This view is based on a survey received by a contributor to the Australian Frequent Flyer at the end of 2018. They quote the survey:
“Qantas is considering making changes to our classic flight rewards in order to better address the needs of our customers. These changes will include changes to the number of points required to get to different destinations, as well as to the portion of cash required in addition to points (made up of Government tax, carrier charges, and fees). These changes will help Qantas to increase the number of seats we can set aside for customers to redeem for a classic flight reward. The percentage of flights where a seat is available for a classic reward will also increase, depending on the route and cabin. A summary of the changes being considered is below (please note these are examples only).”kpc on Australian Frequent Flyer forum
There is even a table of suggested charges and points.
Changes such as this are significant, but don’t warrant the “. . . biggest overhaul to the airline’s loyalty program in its 32 year history.” moniker.

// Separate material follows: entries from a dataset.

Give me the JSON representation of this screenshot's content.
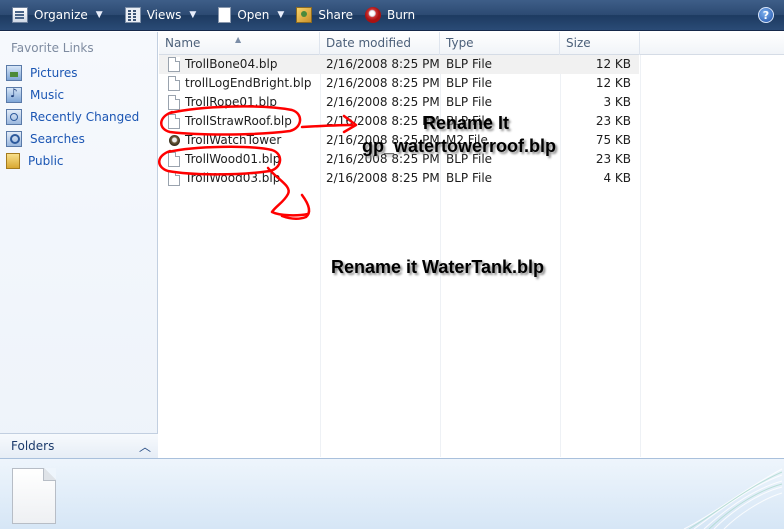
{
  "toolbar": {
    "organize": "Organize",
    "views": "Views",
    "open": "Open",
    "share": "Share",
    "burn": "Burn",
    "help": "?"
  },
  "nav": {
    "favorites_title": "Favorite Links",
    "items": [
      {
        "label": "Pictures",
        "icon": "pictures-icon"
      },
      {
        "label": "Music",
        "icon": "music-icon"
      },
      {
        "label": "Recently Changed",
        "icon": "recently-changed-icon"
      },
      {
        "label": "Searches",
        "icon": "searches-icon"
      },
      {
        "label": "Public",
        "icon": "public-folder-icon"
      }
    ],
    "folders_label": "Folders"
  },
  "columns": {
    "name": "Name",
    "date": "Date modified",
    "type": "Type",
    "size": "Size"
  },
  "files": [
    {
      "name": "TrollBone04.blp",
      "date": "2/16/2008 8:25 PM",
      "type": "BLP File",
      "size": "12 KB"
    },
    {
      "name": "trollLogEndBright.blp",
      "date": "2/16/2008 8:25 PM",
      "type": "BLP File",
      "size": "12 KB"
    },
    {
      "name": "TrollRope01.blp",
      "date": "2/16/2008 8:25 PM",
      "type": "BLP File",
      "size": "3 KB"
    },
    {
      "name": "TrollStrawRoof.blp",
      "date": "2/16/2008 8:25 PM",
      "type": "BLP File",
      "size": "23 KB"
    },
    {
      "name": "TrollWatchTower",
      "date": "2/16/2008 8:25 PM",
      "type": "M2 File",
      "size": "75 KB"
    },
    {
      "name": "TrollWood01.blp",
      "date": "2/16/2008 8:25 PM",
      "type": "BLP File",
      "size": "23 KB"
    },
    {
      "name": "TrollWood03.blp",
      "date": "2/16/2008 8:25 PM",
      "type": "BLP File",
      "size": "4 KB"
    }
  ],
  "annotations": {
    "rename1_line1": "Rename It",
    "rename1_line2": "gp_watertowerroof.blp",
    "rename2": "Rename it WaterTank.blp",
    "color": "#ff0000"
  }
}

We may see these changes – but I think we are looking at something more significant unless Qantas is just over-hyping again – something they never, never do!
2PAXfly Take Out
Well, we only have to wait less than 48 hours until the announcement, so I’m going to make my takeout broad.
The one certainty is – devaluation – if they follow the worldwide trend, the Qantas FF scheme will become less advantageous to frequent flyers and points and awards geeks and will become more beneficial to Qantas.
I’d bet my points balance on it.